Doctors are supposed to help patients eat healthfully — but they’re not exactly dietary angels themselves.
Skipping from meeting (snacks provided) to conference (catered, with jumbo cookies) to lunch at the hospital cafeteria (sugary soda on the side), many fall into the same bad habits the rest of us do, consuming too many calories, gaining too much weight, and eating all the wrong foods.
At least one group of researchers thinks it’s time for this to change. Writing in the journal JAMA on Tuesday (subscription required), researchers from the Palo Alto Medical Foundation Research Institute, the Rand Corp. and UCLA called on physicians to forgo the pizza and burgers and start demanding more healthful fare at work.
Encouraging caterers and cafeterias to start supplying lower-calorie, fruit-and-veggie packed meals could set a standard — perhaps even inspiring other businesses that buy food for workers to also begin requesting those types of meals, the authors wrote.
“Maybe here physicians could take a lead in demanding healthier food be more available,” said Dr. Deborah A. Cohen, a Rand obesity researcher and one of the study’s coauthors.
Cohen doesn’t blame U.S. doctors — 44% of whom were reported to be overweight or obese in a 2004 study — for overeating. “Physicians are really no different than other Americans, in how they respond to available food,” she said. “If you go to lunch and all that’s available is something unhealthy, that’s what you’ll eat.”

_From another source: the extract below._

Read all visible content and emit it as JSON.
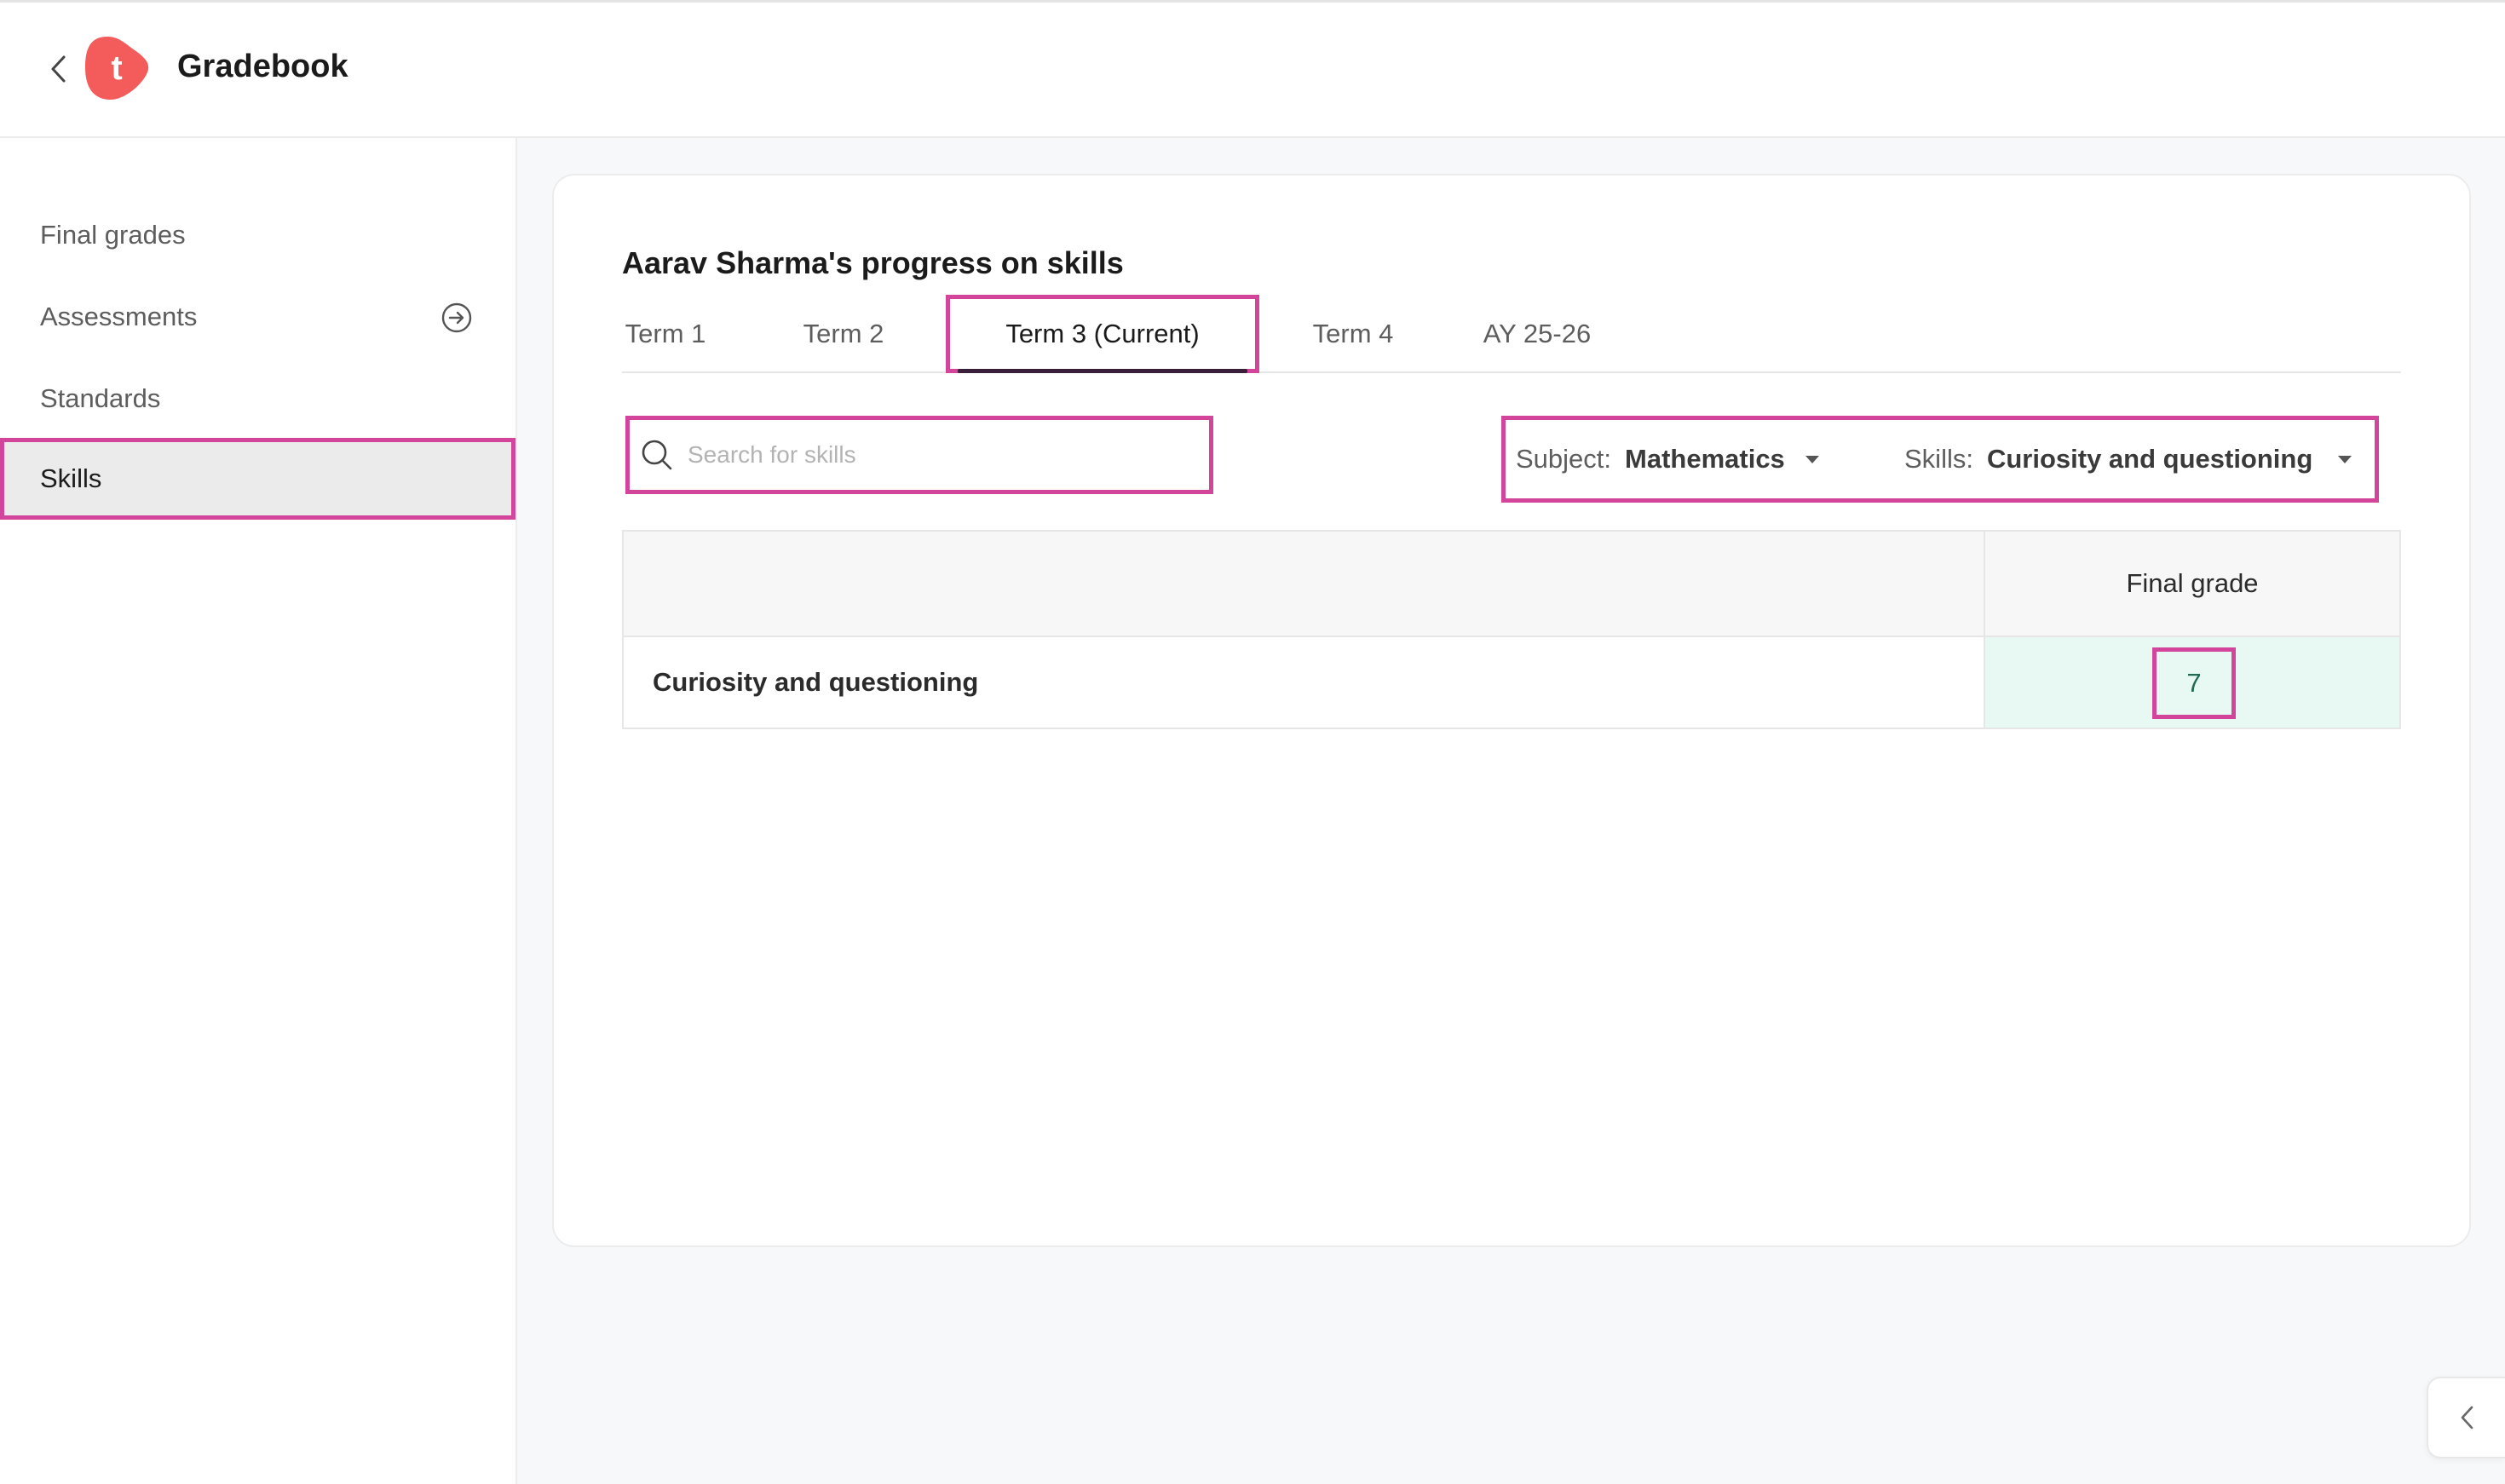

The solution isn’t calling on doctors to exercise more will-power than the rest of us, she added. Rather, medical establishments should take the lead in nudging food vendors to serve better stuff in healthcare settings, “ensuring that what’s available in healthy.”
Such action would make doctors healthier, of course. But it also could help others. Researchers have shown that overweight physicians are less likely to counsel patients on obesity than medical providers of normal weight. Cohen and her coauthors also think that just as hospitals enforcing no-smoking rules led to nonsmoking campuses of all kinds across the U.S., guidelines requiring that hospital lunches or dinners don’t exceed 700 calories, for example, might influence all kinds of food providers to serve more appropriate portions.
“I think that the focus we’ve had on getting people to change behavior is misguided,” she said. “We should be talking about changing the environment.”
To help that happen, Cohen and colleagues will soon publish a report with recommendations for standards for “away-from-home meals,” she said.